[Extracted records]
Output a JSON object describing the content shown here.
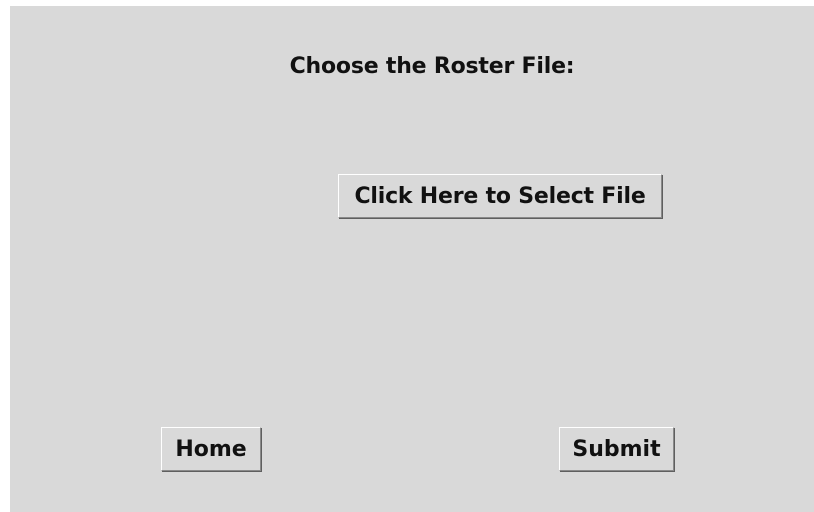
{
  "page": {
    "heading": "Choose the Roster File:",
    "select_file_label": "Click Here to Select File",
    "home_label": "Home",
    "submit_label": "Submit"
  },
  "colors": {
    "window_background": "#d9d9d9",
    "text": "#111111"
  }
}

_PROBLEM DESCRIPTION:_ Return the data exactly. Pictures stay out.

_RESULT OF THE EXERCISE:_
Output a JSON object describing the content shown here.
{
  "page": {
    "heading": "Choose the Roster File:",
    "select_file_label": "Click Here to Select File",
    "home_label": "Home",
    "submit_label": "Submit"
  },
  "colors": {
    "window_background": "#d9d9d9",
    "text": "#111111"
  }
}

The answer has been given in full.